While Ignite and many of the other vendors in the enterprise video sector aren't doing anywhere near the revenue when compared to vendors that target the M&E vertical, the solution and value proposition they are selling is completely different. The growth of enterprise video is not dependent on ad formats, online video ad adoption, content syndication models or whether or not someone is willing to buy content. Video inside the enterprise continues to flourish as it has a very clear and concise value proposition. While the poor economy clearly has an impact on all vendors, in every vertical, companies like Ignite that are laser focused on enterprise video solutions, say that over the past few months, customers have been getting better with their budgets and money is starting to loosen up.
Ignite and many other enterprise video vendors also tell me that they are starting to see more RFPs in the market and continue to close deals that have a higher value. In the past few months, Ignite has closed at least half a dozen deals with companies that are all global multi-billion dollar corporations with very well knows brands. While I can't disclose who those customer wins are just yet, Ignite said many of them will be announced to the media by the end of the year. Ignite now counts roughly 50 enterprise companies as customers and said they now have over a million seats deployed, which is classified as their client being installed on the desktop or a mobile device.

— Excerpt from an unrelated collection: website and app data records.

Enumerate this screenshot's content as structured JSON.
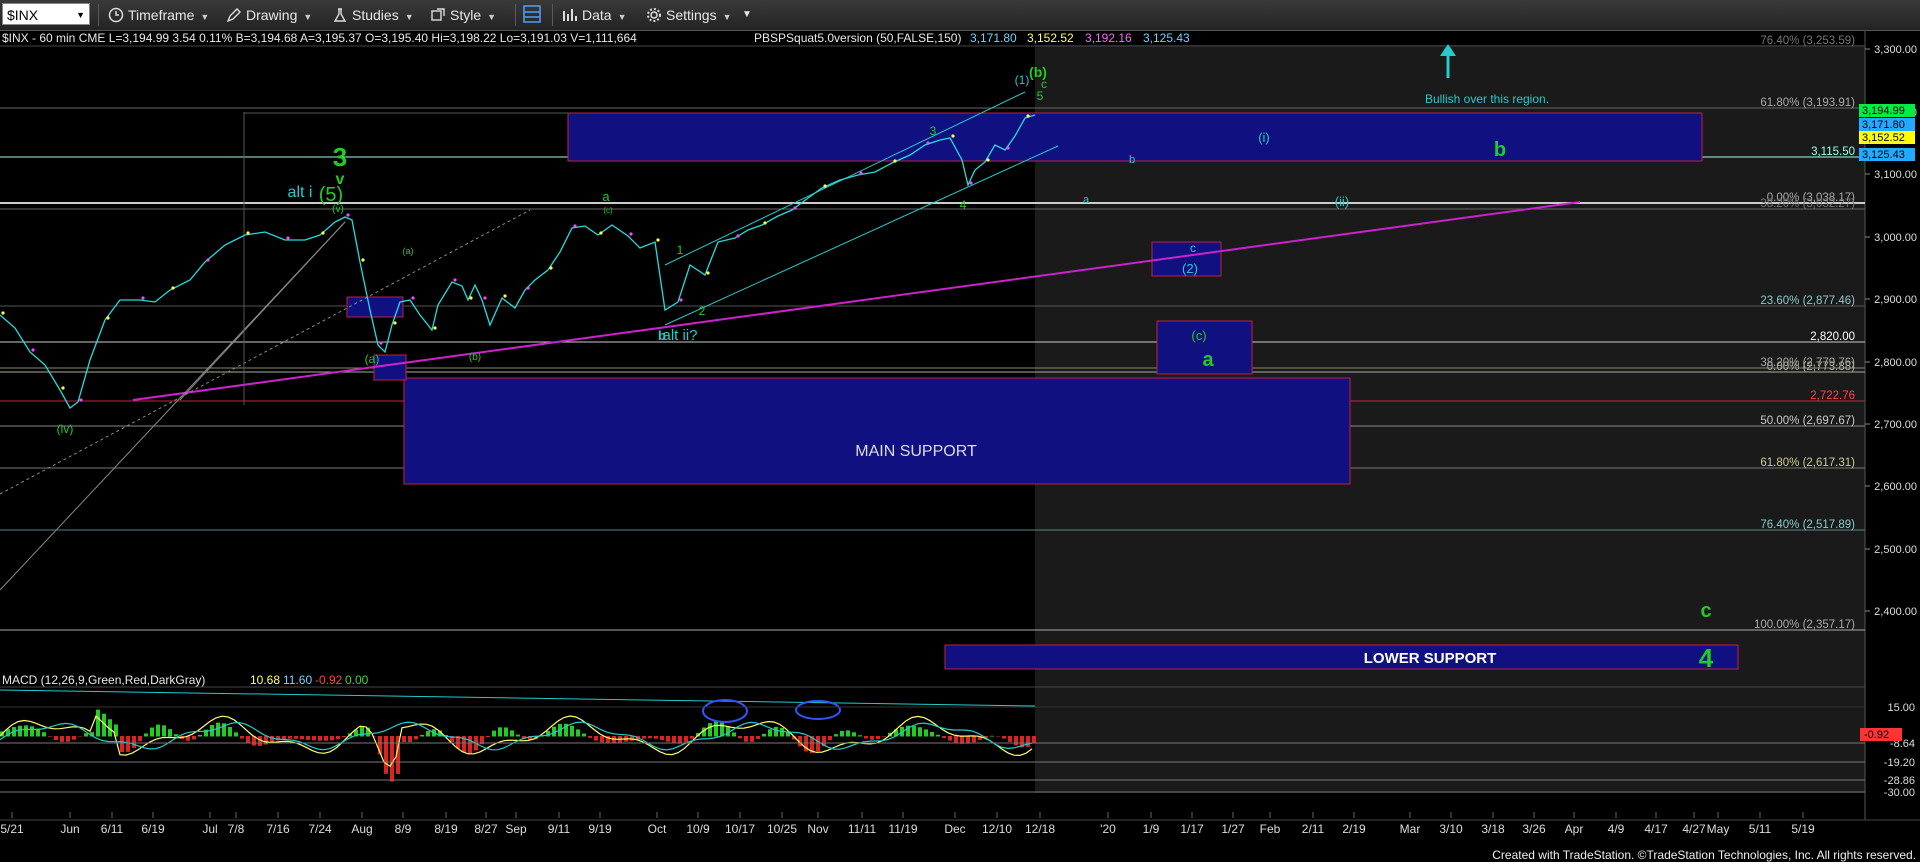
{
  "toolbar": {
    "symbol": "$INX",
    "timeframe": "Timeframe",
    "drawing": "Drawing",
    "studies": "Studies",
    "style": "Style",
    "data": "Data",
    "settings": "Settings"
  },
  "header": {
    "quote_line": "$INX - 60 min  CME  L=3,194.99  3.54    0.11%  B=3,194.68  A=3,195.37  O=3,195.40  Hi=3,198.22  Lo=3,191.03  V=1,111,664",
    "study_name": "PBSPSquat5.0version (50,FALSE,150)",
    "study_vals": [
      {
        "text": "3,171.80",
        "color": "#6fd3ff"
      },
      {
        "text": "3,152.52",
        "color": "#ffff66"
      },
      {
        "text": "3,192.16",
        "color": "#ff66ff"
      },
      {
        "text": "3,125.43",
        "color": "#6fd3ff"
      }
    ]
  },
  "price_axis": {
    "ticks": [
      "3,300.00",
      "3,200.00",
      "3,100.00",
      "3,000.00",
      "2,900.00",
      "2,800.00",
      "2,700.00",
      "2,600.00",
      "2,500.00",
      "2,400.00"
    ],
    "tags": [
      {
        "text": "3,194.99",
        "bg": "#00ee44",
        "fg": "#000"
      },
      {
        "text": "3,171.80",
        "bg": "#22aaff",
        "fg": "#000"
      },
      {
        "text": "3,152.52",
        "bg": "#ffff00",
        "fg": "#000"
      },
      {
        "text": "3,125.43",
        "bg": "#22aaff",
        "fg": "#000"
      }
    ]
  },
  "fib_labels": [
    {
      "text": "76.40% (3,253.59)",
      "color": "#777"
    },
    {
      "text": "61.80% (3,193.91)",
      "color": "#aaa"
    },
    {
      "text": "3,115.50",
      "color": "#9fe"
    },
    {
      "text": "0.00% (3,038.17)",
      "color": "#aaa"
    },
    {
      "text": "38.20% (3,032.27)",
      "color": "#777"
    },
    {
      "text": "23.60% (2,877.46)",
      "color": "#8cc"
    },
    {
      "text": "2,820.00",
      "color": "#fff"
    },
    {
      "text": "38.20% (2,779.76)",
      "color": "#aa9"
    },
    {
      "text": "0.00% (2,773.88)",
      "color": "#aaa"
    },
    {
      "text": "2,722.76",
      "color": "#ff4444"
    },
    {
      "text": "50.00% (2,697.67)",
      "color": "#ccc"
    },
    {
      "text": "61.80% (2,617.31)",
      "color": "#cc9"
    },
    {
      "text": "76.40% (2,517.89)",
      "color": "#8cc"
    },
    {
      "text": "100.00% (2,357.17)",
      "color": "#aaa"
    }
  ],
  "zones": {
    "main_support": "MAIN SUPPORT",
    "lower_support": "LOWER SUPPORT",
    "bullish_note": "Bullish over this region."
  },
  "wave_labels": [
    {
      "text": "3",
      "color": "#22cc22"
    },
    {
      "text": "v",
      "color": "#22cc22"
    },
    {
      "text": "(5)",
      "color": "#22cc22"
    },
    {
      "text": "alt i",
      "color": "#22cccc"
    },
    {
      "text": "(iv)",
      "color": "#22cc22"
    },
    {
      "text": "(v)",
      "color": "#22cc22"
    },
    {
      "text": "(a)",
      "color": "#22cc22"
    },
    {
      "text": "(a)",
      "color": "#22cc22"
    },
    {
      "text": "(b)",
      "color": "#22cc22"
    },
    {
      "text": "a",
      "color": "#22cc22"
    },
    {
      "text": "(c)",
      "color": "#22cc22"
    },
    {
      "text": "b",
      "color": "#22cccc"
    },
    {
      "text": "alt ii?",
      "color": "#22cccc"
    },
    {
      "text": "1",
      "color": "#22cc22"
    },
    {
      "text": "2",
      "color": "#22cc22"
    },
    {
      "text": "3",
      "color": "#22cc22"
    },
    {
      "text": "4",
      "color": "#22cc22"
    },
    {
      "text": "5",
      "color": "#22cc22"
    },
    {
      "text": "(1)",
      "color": "#22cccc"
    },
    {
      "text": "c",
      "color": "#22cc22"
    },
    {
      "text": "(b)",
      "color": "#22cc22"
    },
    {
      "text": "a",
      "color": "#22cccc"
    },
    {
      "text": "b",
      "color": "#22cccc"
    },
    {
      "text": "(i)",
      "color": "#22cccc"
    },
    {
      "text": "(ii)",
      "color": "#22cccc"
    },
    {
      "text": "b",
      "color": "#22cc22"
    },
    {
      "text": "c",
      "color": "#22cccc"
    },
    {
      "text": "(2)",
      "color": "#22cccc"
    },
    {
      "text": "(c)",
      "color": "#22cc22"
    },
    {
      "text": "a",
      "color": "#22cc22"
    },
    {
      "text": "c",
      "color": "#22cc22"
    },
    {
      "text": "4",
      "color": "#22cc22"
    }
  ],
  "macd": {
    "title": "MACD (12,26,9,Green,Red,DarkGray)",
    "vals": [
      {
        "text": "10.68",
        "color": "#ffff66"
      },
      {
        "text": "11.60",
        "color": "#6fd3ff"
      },
      {
        "text": "-0.92",
        "color": "#ff4444"
      },
      {
        "text": "0.00",
        "color": "#33dd33"
      }
    ],
    "ticks": [
      "15.00",
      "-8.64",
      "-19.20",
      "-28.86",
      "-30.00"
    ],
    "tag": {
      "text": "-0.92",
      "bg": "#ff3333",
      "fg": "#000"
    }
  },
  "date_axis": [
    "5/21",
    "Jun",
    "6/11",
    "6/19",
    "Jul",
    "7/8",
    "7/16",
    "7/24",
    "Aug",
    "8/9",
    "8/19",
    "8/27",
    "Sep",
    "9/11",
    "9/19",
    "Oct",
    "10/9",
    "10/17",
    "10/25",
    "Nov",
    "11/11",
    "11/19",
    "Dec",
    "12/10",
    "12/18",
    "'20",
    "1/9",
    "1/17",
    "1/27",
    "Feb",
    "2/11",
    "2/19",
    "Mar",
    "3/10",
    "3/18",
    "3/26",
    "Apr",
    "4/9",
    "4/17",
    "4/27",
    "May",
    "5/11",
    "5/19"
  ],
  "footer": "Created with TradeStation. ©TradeStation Technologies, Inc. All rights reserved.",
  "colors": {
    "accent": "#1c1c8a",
    "magenta": "#cc22cc",
    "cyan": "#22cccc",
    "green": "#22cc22"
  }
}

While still small, roughly 50 employees, they key here is that many companies like Ignite that are focused and very good at only targeting a specific vertical or ecosystem component, can succeed in the market. Ignite also mentioned that a good portion of their sales comes from a lot of referral and channel partners, an industry wide trend I wrote about a few months back.
While many vendors in the market continue to want to be the biggest or show signs of double digit revenue growth each quarter, many vendors like Ignite and others quietly continue to grow their business is a vertical that rarely gets any recognition. Video inside the enterprise is typically not very sexy, much of the content can be quite boring, but it's content that plays an essential role in the way Fortune 500 companies communicate with their employees, partners and customers.
Compared to many of the vendors selling into the M&E vertical, vendors selling into the enterprise space tend to change their strategy quickly to reflect the ever changing market conditions. A great example of this is when the market got bad and customers were not spending six figures to try out a solution, many vendors started offering SaaS based services that enabled customers to try out the offering without having to spend a lot of money or do a long integration. Vendors in this space tend to be a lot more quick and nimble, partly because of their size, but also because of their mentality. I think a lot of other vendors targeting the M&E space could learn a lesson or two from some of the enterprise video vendors.